_Given data:_
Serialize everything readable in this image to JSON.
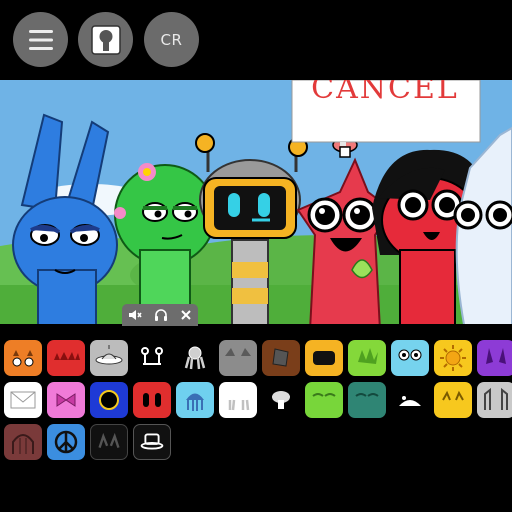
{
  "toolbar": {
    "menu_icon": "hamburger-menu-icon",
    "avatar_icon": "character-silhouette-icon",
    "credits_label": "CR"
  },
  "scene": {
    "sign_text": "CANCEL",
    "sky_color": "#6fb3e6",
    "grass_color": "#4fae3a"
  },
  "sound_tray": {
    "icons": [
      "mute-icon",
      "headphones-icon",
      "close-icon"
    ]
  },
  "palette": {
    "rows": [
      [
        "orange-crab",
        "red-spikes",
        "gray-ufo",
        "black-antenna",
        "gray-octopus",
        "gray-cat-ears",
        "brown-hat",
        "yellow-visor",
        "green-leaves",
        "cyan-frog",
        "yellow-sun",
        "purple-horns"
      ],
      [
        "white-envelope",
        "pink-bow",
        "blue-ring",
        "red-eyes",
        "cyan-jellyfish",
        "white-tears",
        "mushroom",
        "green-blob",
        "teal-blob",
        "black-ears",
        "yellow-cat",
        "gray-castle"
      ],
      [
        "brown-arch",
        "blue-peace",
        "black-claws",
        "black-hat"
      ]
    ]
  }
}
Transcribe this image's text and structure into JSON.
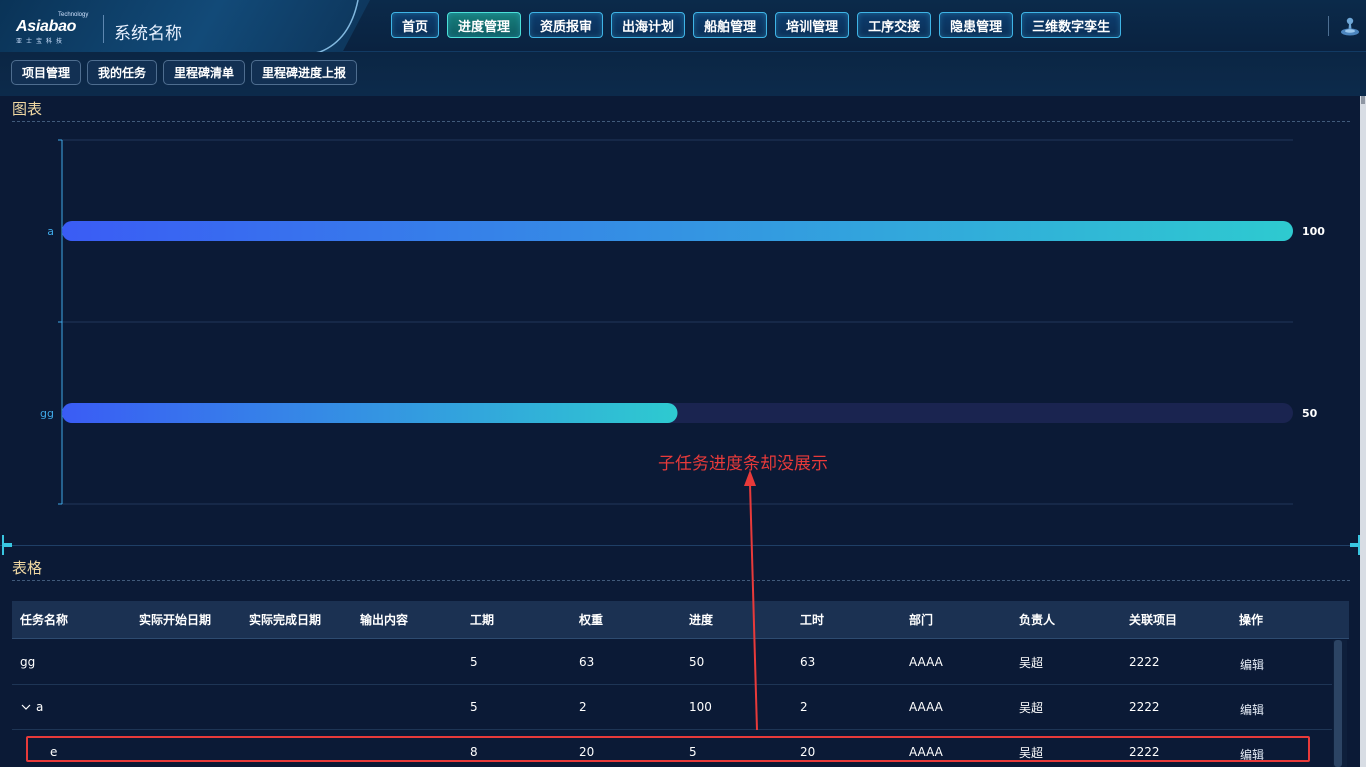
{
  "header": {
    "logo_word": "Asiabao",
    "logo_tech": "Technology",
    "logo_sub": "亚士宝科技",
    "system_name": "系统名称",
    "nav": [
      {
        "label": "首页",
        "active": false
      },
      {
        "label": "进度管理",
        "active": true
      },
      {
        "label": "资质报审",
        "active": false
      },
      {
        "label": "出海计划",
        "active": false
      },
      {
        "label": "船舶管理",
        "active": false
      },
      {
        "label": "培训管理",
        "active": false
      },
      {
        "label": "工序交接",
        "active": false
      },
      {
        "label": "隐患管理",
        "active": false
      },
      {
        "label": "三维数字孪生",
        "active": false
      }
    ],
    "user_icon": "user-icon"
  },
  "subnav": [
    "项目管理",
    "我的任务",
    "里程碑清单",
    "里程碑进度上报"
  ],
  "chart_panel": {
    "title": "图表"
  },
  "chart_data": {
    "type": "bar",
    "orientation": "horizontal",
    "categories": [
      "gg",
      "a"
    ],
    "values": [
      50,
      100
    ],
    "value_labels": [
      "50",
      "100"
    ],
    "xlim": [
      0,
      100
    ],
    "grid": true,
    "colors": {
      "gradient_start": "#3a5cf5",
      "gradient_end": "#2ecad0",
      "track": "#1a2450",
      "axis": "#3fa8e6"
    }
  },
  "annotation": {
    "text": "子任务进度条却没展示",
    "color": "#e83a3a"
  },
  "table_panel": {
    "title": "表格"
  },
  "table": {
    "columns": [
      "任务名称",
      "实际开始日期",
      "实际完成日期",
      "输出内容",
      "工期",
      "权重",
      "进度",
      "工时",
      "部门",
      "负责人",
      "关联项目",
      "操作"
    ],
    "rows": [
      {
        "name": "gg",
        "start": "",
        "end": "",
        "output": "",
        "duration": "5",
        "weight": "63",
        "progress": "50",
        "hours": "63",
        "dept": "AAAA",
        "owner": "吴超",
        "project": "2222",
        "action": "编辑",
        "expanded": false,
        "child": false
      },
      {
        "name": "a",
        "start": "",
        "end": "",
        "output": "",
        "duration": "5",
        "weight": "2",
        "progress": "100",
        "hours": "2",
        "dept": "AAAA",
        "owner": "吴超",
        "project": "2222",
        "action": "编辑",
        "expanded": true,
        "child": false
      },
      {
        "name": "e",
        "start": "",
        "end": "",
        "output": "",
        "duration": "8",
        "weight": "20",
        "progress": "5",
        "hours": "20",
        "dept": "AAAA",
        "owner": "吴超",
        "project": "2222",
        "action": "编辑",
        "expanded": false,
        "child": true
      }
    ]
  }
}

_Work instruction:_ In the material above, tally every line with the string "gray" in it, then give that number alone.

_Finished exercise:_ 4